**Instructions to follow**
What you return should be each line of the data containing the string "JSON".

**Input for this task**
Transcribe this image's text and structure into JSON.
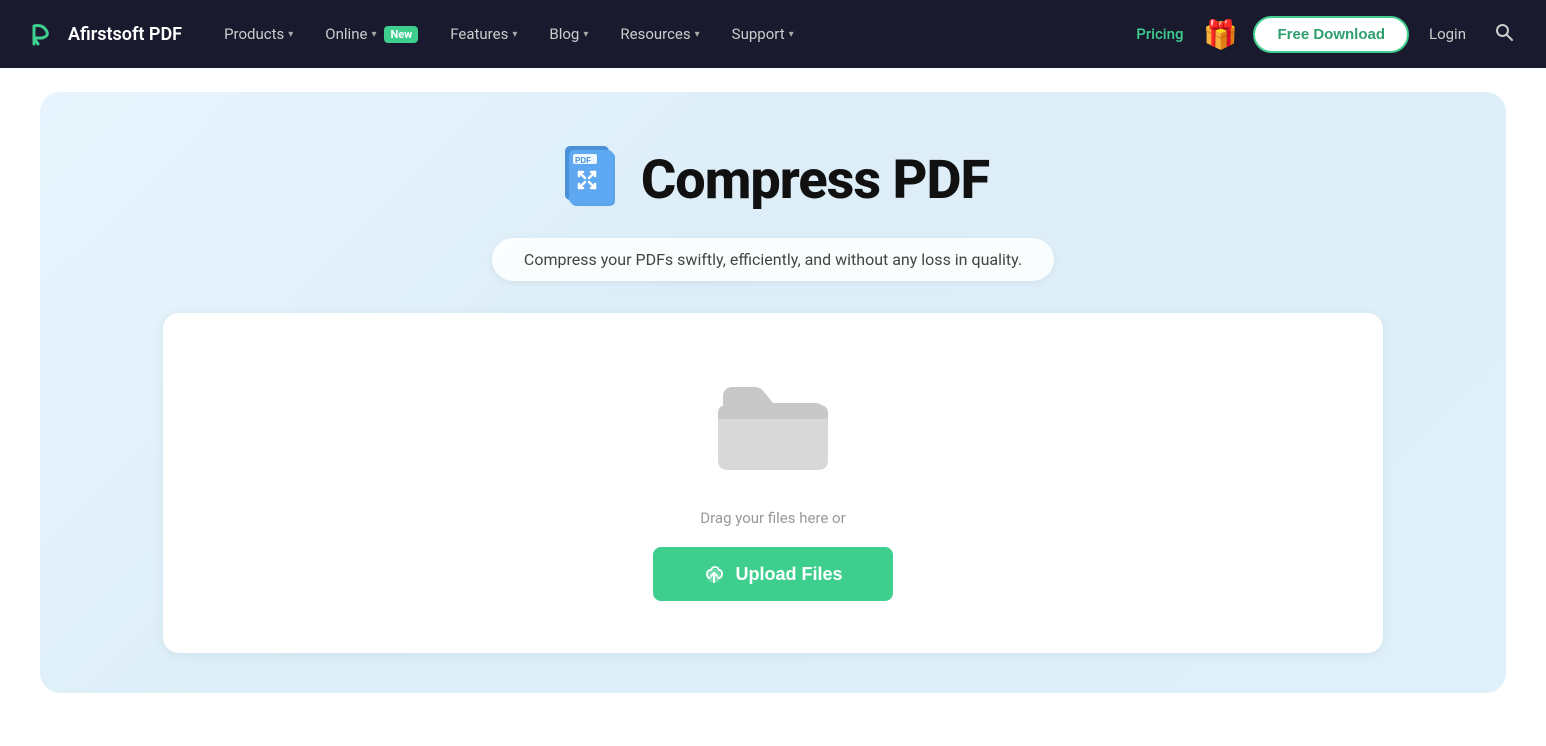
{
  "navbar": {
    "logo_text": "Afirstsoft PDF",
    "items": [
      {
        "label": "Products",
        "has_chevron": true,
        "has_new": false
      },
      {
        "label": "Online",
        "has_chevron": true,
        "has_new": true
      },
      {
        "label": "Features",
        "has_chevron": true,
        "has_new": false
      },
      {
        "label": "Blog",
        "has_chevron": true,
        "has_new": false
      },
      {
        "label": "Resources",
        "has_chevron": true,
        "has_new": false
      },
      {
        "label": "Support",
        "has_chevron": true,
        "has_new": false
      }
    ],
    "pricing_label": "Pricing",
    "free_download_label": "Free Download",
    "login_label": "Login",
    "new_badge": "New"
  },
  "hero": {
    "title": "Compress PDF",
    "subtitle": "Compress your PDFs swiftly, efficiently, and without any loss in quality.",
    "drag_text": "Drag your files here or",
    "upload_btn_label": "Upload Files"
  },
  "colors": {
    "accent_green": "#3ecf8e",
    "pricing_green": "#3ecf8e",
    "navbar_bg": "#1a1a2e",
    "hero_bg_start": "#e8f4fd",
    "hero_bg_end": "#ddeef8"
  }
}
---
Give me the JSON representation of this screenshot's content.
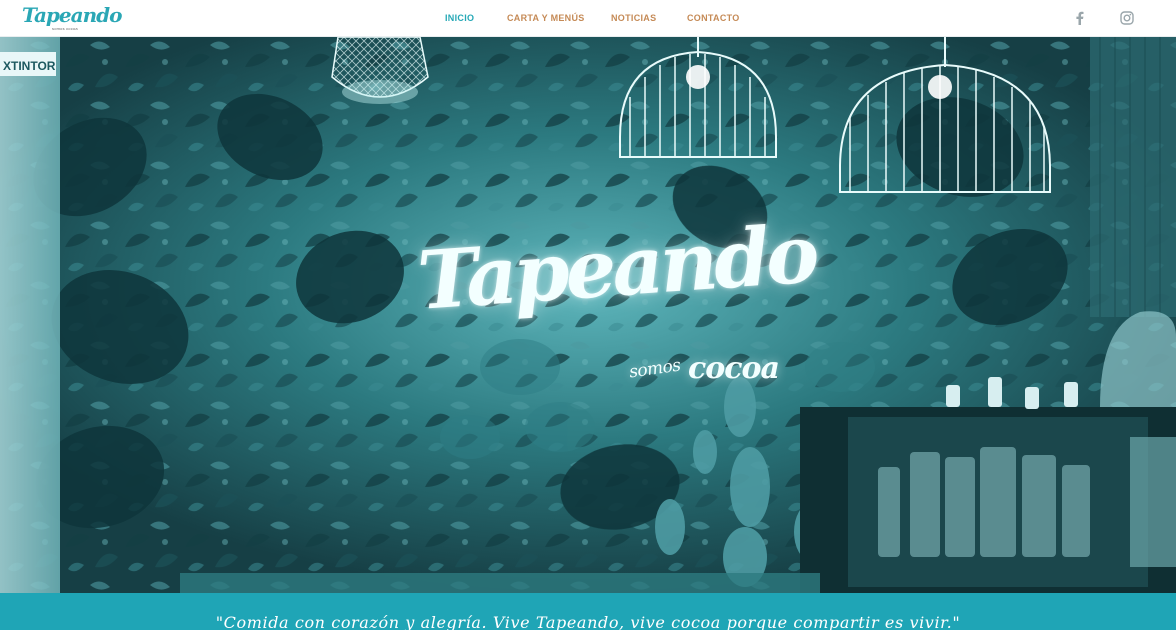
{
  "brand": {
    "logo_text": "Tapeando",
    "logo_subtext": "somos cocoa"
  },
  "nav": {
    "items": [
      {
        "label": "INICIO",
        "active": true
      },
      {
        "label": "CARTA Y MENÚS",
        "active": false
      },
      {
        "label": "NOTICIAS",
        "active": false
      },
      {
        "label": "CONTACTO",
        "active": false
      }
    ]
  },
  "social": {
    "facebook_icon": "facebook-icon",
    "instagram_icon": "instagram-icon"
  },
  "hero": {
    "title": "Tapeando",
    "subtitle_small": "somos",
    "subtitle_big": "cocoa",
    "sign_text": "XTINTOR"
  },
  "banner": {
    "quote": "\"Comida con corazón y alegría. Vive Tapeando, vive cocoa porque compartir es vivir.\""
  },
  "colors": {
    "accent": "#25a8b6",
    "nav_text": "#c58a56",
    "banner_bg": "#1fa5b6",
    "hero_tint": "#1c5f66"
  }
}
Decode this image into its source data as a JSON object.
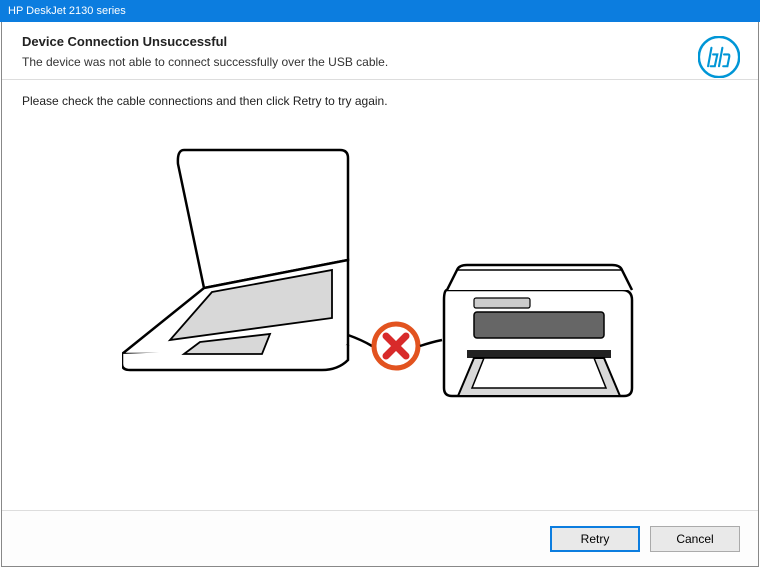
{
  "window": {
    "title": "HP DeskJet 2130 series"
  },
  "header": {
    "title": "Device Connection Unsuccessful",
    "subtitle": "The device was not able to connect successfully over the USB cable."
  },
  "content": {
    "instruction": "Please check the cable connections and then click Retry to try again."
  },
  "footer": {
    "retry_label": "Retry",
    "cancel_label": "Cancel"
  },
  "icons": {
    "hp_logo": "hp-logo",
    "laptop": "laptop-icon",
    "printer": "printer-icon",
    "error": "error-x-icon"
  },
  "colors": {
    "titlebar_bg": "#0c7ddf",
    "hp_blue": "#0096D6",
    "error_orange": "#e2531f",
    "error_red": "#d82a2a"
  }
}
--
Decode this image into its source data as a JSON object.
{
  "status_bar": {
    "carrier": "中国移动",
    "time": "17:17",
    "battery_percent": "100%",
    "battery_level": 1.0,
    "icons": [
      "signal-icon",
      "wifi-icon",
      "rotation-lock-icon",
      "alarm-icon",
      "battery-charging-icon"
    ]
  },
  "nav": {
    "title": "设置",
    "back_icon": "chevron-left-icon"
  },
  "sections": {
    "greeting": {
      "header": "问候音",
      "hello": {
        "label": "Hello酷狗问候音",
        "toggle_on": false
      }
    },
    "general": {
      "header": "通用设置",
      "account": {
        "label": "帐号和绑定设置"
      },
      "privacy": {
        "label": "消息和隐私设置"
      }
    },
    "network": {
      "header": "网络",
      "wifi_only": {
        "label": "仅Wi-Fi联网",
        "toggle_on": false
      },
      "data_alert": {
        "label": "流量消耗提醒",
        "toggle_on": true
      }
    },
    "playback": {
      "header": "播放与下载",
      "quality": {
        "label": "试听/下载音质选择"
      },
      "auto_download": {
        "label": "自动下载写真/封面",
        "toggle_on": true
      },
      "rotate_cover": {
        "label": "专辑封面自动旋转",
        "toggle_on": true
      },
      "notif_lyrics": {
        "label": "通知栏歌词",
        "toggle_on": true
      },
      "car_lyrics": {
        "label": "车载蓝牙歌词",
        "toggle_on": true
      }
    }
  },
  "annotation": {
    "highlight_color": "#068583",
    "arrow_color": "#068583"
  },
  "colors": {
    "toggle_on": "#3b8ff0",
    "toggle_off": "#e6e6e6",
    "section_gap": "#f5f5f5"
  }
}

**Task answer**
Transcribe this image's text and structure into JSON.
Give me the JSON representation of this screenshot's content.
Decode this image into its source data as a JSON object.
Decode this image into its source data as a JSON object.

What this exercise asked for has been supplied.